__Your task__
Can you output the records below exactly as they are written?

__Information supplied__
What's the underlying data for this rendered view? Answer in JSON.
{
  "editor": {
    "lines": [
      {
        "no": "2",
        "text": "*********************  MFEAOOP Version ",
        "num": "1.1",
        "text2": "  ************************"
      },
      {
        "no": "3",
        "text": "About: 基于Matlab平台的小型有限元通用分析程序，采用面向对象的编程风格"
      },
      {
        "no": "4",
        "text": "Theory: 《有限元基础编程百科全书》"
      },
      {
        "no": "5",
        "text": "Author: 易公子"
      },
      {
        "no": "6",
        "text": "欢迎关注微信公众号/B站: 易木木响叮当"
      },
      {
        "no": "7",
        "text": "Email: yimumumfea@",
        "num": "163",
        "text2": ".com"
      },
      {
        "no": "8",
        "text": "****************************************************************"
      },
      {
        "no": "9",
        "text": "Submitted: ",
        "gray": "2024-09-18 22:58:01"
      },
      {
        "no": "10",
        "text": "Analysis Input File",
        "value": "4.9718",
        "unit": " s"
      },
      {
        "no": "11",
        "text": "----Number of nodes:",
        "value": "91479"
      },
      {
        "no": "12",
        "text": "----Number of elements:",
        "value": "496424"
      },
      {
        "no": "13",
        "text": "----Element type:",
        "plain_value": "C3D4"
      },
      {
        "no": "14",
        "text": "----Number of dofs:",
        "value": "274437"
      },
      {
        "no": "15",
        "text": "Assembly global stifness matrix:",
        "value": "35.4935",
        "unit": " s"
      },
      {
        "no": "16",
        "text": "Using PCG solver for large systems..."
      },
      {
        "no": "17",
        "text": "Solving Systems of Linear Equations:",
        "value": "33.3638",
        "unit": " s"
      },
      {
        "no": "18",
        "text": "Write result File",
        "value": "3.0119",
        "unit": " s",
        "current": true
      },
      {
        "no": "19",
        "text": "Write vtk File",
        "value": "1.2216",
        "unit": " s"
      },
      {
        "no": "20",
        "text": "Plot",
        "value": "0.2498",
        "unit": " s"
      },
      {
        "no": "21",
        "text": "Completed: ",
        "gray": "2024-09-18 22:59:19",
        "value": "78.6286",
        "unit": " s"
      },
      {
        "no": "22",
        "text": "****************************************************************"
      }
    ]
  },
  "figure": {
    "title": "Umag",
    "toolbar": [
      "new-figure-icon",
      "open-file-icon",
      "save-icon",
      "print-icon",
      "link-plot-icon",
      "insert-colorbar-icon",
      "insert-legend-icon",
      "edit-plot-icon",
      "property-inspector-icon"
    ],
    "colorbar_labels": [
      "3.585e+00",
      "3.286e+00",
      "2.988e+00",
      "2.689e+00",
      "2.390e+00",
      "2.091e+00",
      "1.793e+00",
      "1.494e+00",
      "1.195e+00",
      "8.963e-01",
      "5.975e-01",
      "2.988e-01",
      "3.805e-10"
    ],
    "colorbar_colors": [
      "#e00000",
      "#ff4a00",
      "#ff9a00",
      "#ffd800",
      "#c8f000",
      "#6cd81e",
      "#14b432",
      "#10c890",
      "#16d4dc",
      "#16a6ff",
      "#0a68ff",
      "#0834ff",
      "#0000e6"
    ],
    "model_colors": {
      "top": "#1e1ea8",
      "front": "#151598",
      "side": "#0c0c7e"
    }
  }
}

__Response for this exercise__
What's the underlying data for this rendered view? Answer in JSON.
{
  "editor": {
    "lines": [
      {
        "no": "2",
        "text": "*********************  MFEAOOP Version ",
        "num": "1.1",
        "text2": "  ************************"
      },
      {
        "no": "3",
        "text": "About: 基于Matlab平台的小型有限元通用分析程序，采用面向对象的编程风格"
      },
      {
        "no": "4",
        "text": "Theory: 《有限元基础编程百科全书》"
      },
      {
        "no": "5",
        "text": "Author: 易公子"
      },
      {
        "no": "6",
        "text": "欢迎关注微信公众号/B站: 易木木响叮当"
      },
      {
        "no": "7",
        "text": "Email: yimumumfea@",
        "num": "163",
        "text2": ".com"
      },
      {
        "no": "8",
        "text": "****************************************************************"
      },
      {
        "no": "9",
        "text": "Submitted: ",
        "gray": "2024-09-18 22:58:01"
      },
      {
        "no": "10",
        "text": "Analysis Input File",
        "value": "4.9718",
        "unit": " s"
      },
      {
        "no": "11",
        "text": "----Number of nodes:",
        "value": "91479"
      },
      {
        "no": "12",
        "text": "----Number of elements:",
        "value": "496424"
      },
      {
        "no": "13",
        "text": "----Element type:",
        "plain_value": "C3D4"
      },
      {
        "no": "14",
        "text": "----Number of dofs:",
        "value": "274437"
      },
      {
        "no": "15",
        "text": "Assembly global stifness matrix:",
        "value": "35.4935",
        "unit": " s"
      },
      {
        "no": "16",
        "text": "Using PCG solver for large systems..."
      },
      {
        "no": "17",
        "text": "Solving Systems of Linear Equations:",
        "value": "33.3638",
        "unit": " s"
      },
      {
        "no": "18",
        "text": "Write result File",
        "value": "3.0119",
        "unit": " s",
        "current": true
      },
      {
        "no": "19",
        "text": "Write vtk File",
        "value": "1.2216",
        "unit": " s"
      },
      {
        "no": "20",
        "text": "Plot",
        "value": "0.2498",
        "unit": " s"
      },
      {
        "no": "21",
        "text": "Completed: ",
        "gray": "2024-09-18 22:59:19",
        "value": "78.6286",
        "unit": " s"
      },
      {
        "no": "22",
        "text": "****************************************************************"
      }
    ]
  },
  "figure": {
    "title": "Umag",
    "toolbar": [
      "new-figure-icon",
      "open-file-icon",
      "save-icon",
      "print-icon",
      "link-plot-icon",
      "insert-colorbar-icon",
      "insert-legend-icon",
      "edit-plot-icon",
      "property-inspector-icon"
    ],
    "colorbar_labels": [
      "3.585e+00",
      "3.286e+00",
      "2.988e+00",
      "2.689e+00",
      "2.390e+00",
      "2.091e+00",
      "1.793e+00",
      "1.494e+00",
      "1.195e+00",
      "8.963e-01",
      "5.975e-01",
      "2.988e-01",
      "3.805e-10"
    ],
    "colorbar_colors": [
      "#e00000",
      "#ff4a00",
      "#ff9a00",
      "#ffd800",
      "#c8f000",
      "#6cd81e",
      "#14b432",
      "#10c890",
      "#16d4dc",
      "#16a6ff",
      "#0a68ff",
      "#0834ff",
      "#0000e6"
    ],
    "model_colors": {
      "top": "#1e1ea8",
      "front": "#151598",
      "side": "#0c0c7e"
    }
  }
}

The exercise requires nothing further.